If my life were made up of busy tokens — a token representing a level of effort to be allocated to some activity —  and I had 100 of them, I would at the present moment be using them all.  In the past, I may have taken my 100 tokens and only used 85 consistently.  30 for family, 20 for spiritual matters, 10 for health, 25 for work, leaving about 15 to distribute to a multitude sof pontaneous busyness.  

Lately, though, I consume all my busy tokens. And I could use some more.  I’d say my ratio is now is 70 for work, 15 for family, 10 for spiritual matters and 5 for miscellaneous things that have to get done like raking leaves.  

It’s happened over the last 18 months, but work has become more and more the place where my tokens go.  It wasn’t that I had planned this.  It sort of just happened. I work for a growing company that is continuously introducing new products on a global scale.  Which just leads to more work for me, my team and many around me.  

It’s an imbalance.  It’s hard. And I am keenly aware that I am not alone.  Many friends share the same situation and I see many for whom work has become more and more. Most importantly, it’s temporary (you know, mortality being at least the upper limit of my employment).

What is it that Paul says in 2 Corinthians 4?  “So we fix our eyes not on what is seen, but on what is unseen, since what is seen is temporary, but what is unseen is eternal.”

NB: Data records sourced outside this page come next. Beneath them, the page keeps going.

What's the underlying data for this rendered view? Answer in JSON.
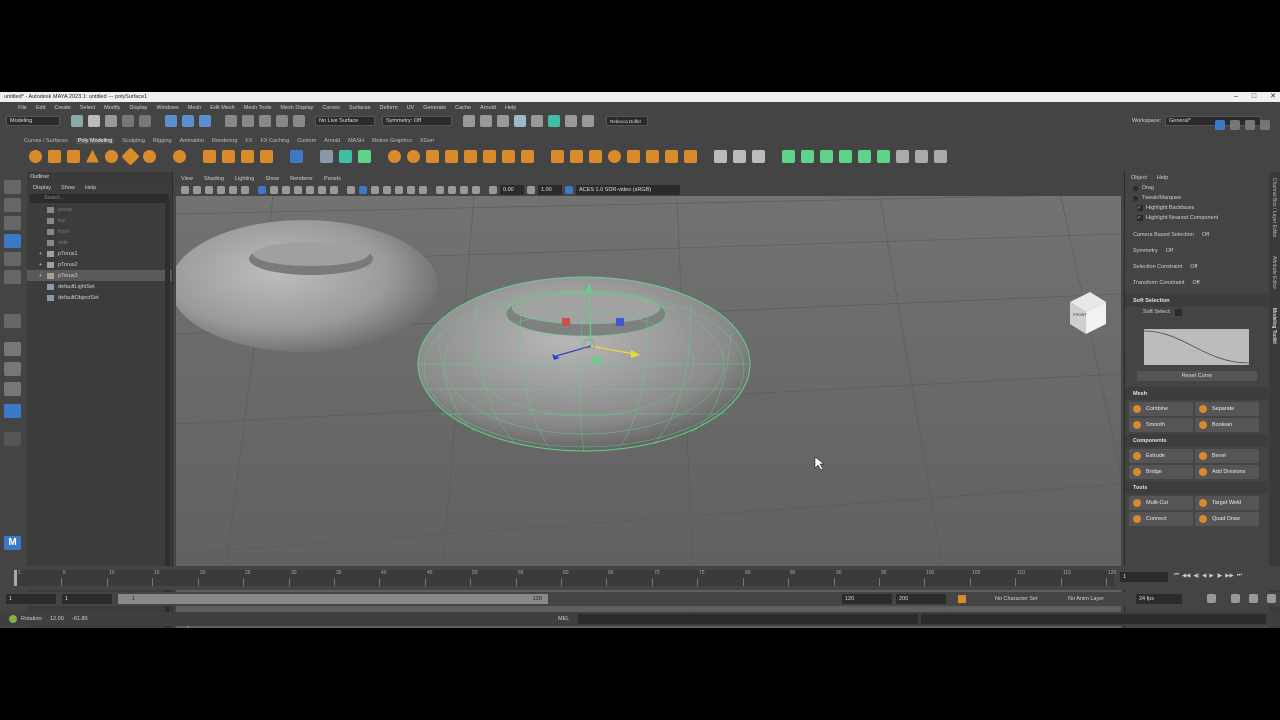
{
  "window": {
    "title": "untitled* - Autodesk MAYA 2023.1: untitled  ---  polySurface1"
  },
  "menus": [
    "File",
    "Edit",
    "Create",
    "Select",
    "Modify",
    "Display",
    "Windows",
    "Mesh",
    "Edit Mesh",
    "Mesh Tools",
    "Mesh Display",
    "Curves",
    "Surfaces",
    "Deform",
    "UV",
    "Generate",
    "Cache",
    "Arnold",
    "Help"
  ],
  "statusline": {
    "mode": "Modeling",
    "live_surface": "No Live Surface",
    "symmetry": "Symmetry: Off",
    "user": "Rebecca Duffer",
    "workspace_label": "Workspace:",
    "workspace": "General*"
  },
  "shelf_tabs": [
    "Curves / Surfaces",
    "Poly Modeling",
    "Sculpting",
    "Rigging",
    "Animation",
    "Rendering",
    "FX",
    "FX Caching",
    "Custom",
    "Arnold",
    "MASH",
    "Motion Graphics",
    "XGen"
  ],
  "shelf_active_tab": "Poly Modeling",
  "outliner": {
    "title": "Outliner",
    "menus": [
      "Display",
      "Show",
      "Help"
    ],
    "search_placeholder": "Search...",
    "items": [
      {
        "label": "persp",
        "dim": true
      },
      {
        "label": "top",
        "dim": true
      },
      {
        "label": "front",
        "dim": true
      },
      {
        "label": "side",
        "dim": true
      },
      {
        "label": "pTorus1",
        "dim": false
      },
      {
        "label": "pTorus2",
        "dim": false
      },
      {
        "label": "pTorus3",
        "dim": false,
        "selected": true
      },
      {
        "label": "defaultLightSet",
        "dim": false
      },
      {
        "label": "defaultObjectSet",
        "dim": false
      }
    ]
  },
  "viewport": {
    "menus": [
      "View",
      "Shading",
      "Lighting",
      "Show",
      "Renderer",
      "Panels"
    ],
    "exposure": "0.00",
    "gamma": "1.00",
    "colorspace": "ACES 1.0 SDR-video (sRGB)",
    "viewcube": "FRONT"
  },
  "modeling_toolkit": {
    "menus": [
      "Object",
      "Help"
    ],
    "options": [
      "Drag",
      "Tweak/Marquee"
    ],
    "checks": [
      "Highlight Backfaces",
      "Highlight Nearest Component"
    ],
    "settings": [
      {
        "label": "Camera Based Selection",
        "value": "Off"
      },
      {
        "label": "Symmetry",
        "value": "Off"
      },
      {
        "label": "Selection Constraint",
        "value": "Off"
      },
      {
        "label": "Transform Constraint",
        "value": "Off"
      }
    ],
    "soft_selection": {
      "title": "Soft Selection",
      "label": "Soft Select:",
      "reset": "Reset Curve"
    },
    "sections": [
      {
        "title": "Mesh",
        "buttons": [
          "Combine",
          "Separate",
          "Smooth",
          "Boolean"
        ]
      },
      {
        "title": "Components",
        "buttons": [
          "Extrude",
          "Bevel",
          "Bridge",
          "Add Divisions"
        ]
      },
      {
        "title": "Tools",
        "buttons": [
          "Multi-Cut",
          "Target Weld",
          "Connect",
          "Quad Draw"
        ]
      }
    ]
  },
  "side_tabs": [
    "Channel Box / Layer Editor",
    "Attribute Editor",
    "Modeling Toolkit"
  ],
  "timeline": {
    "ticks": [
      "1",
      "5",
      "10",
      "15",
      "20",
      "25",
      "30",
      "35",
      "40",
      "45",
      "50",
      "55",
      "60",
      "65",
      "70",
      "75",
      "80",
      "85",
      "90",
      "95",
      "100",
      "105",
      "110",
      "115",
      "120"
    ],
    "current_frame": "1"
  },
  "range": {
    "start": "1",
    "start2": "1",
    "slider_start": "1",
    "slider_end": "120",
    "end": "120",
    "end2": "200",
    "character_set": "No Character Set",
    "anim_layer": "No Anim Layer",
    "fps": "24 fps"
  },
  "command": {
    "rotation_label": "Rotation:",
    "rotation_x": "12.00",
    "rotation_y": "-61.80",
    "lang": "MEL"
  },
  "colors": {
    "orange": "#d98a2b",
    "teal": "#3fbfa6",
    "green": "#5fd38a",
    "accent_blue": "#3b7ac7"
  }
}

Eternal.  Yes, in my current context, eternal is still where I gaze.